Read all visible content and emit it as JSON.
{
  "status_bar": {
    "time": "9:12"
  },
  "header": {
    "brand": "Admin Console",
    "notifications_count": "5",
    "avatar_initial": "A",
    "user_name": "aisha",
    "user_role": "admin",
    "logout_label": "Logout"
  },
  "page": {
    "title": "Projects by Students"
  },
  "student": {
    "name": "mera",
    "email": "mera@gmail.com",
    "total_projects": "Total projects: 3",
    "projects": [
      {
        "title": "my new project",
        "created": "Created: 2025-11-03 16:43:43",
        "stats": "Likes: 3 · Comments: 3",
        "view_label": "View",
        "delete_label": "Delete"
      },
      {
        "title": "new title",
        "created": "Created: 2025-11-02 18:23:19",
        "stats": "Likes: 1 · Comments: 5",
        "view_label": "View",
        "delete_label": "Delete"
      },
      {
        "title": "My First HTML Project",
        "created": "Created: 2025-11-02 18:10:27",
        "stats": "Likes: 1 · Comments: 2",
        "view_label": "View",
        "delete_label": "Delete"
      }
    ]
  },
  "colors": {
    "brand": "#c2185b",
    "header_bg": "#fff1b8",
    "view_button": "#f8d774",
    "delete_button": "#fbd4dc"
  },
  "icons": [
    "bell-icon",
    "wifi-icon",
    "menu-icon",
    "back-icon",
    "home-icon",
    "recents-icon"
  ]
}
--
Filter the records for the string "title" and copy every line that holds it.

    "title": "Projects by Students"
        "title": "my new project",
        "title": "new title",
        "title": "My First HTML Project",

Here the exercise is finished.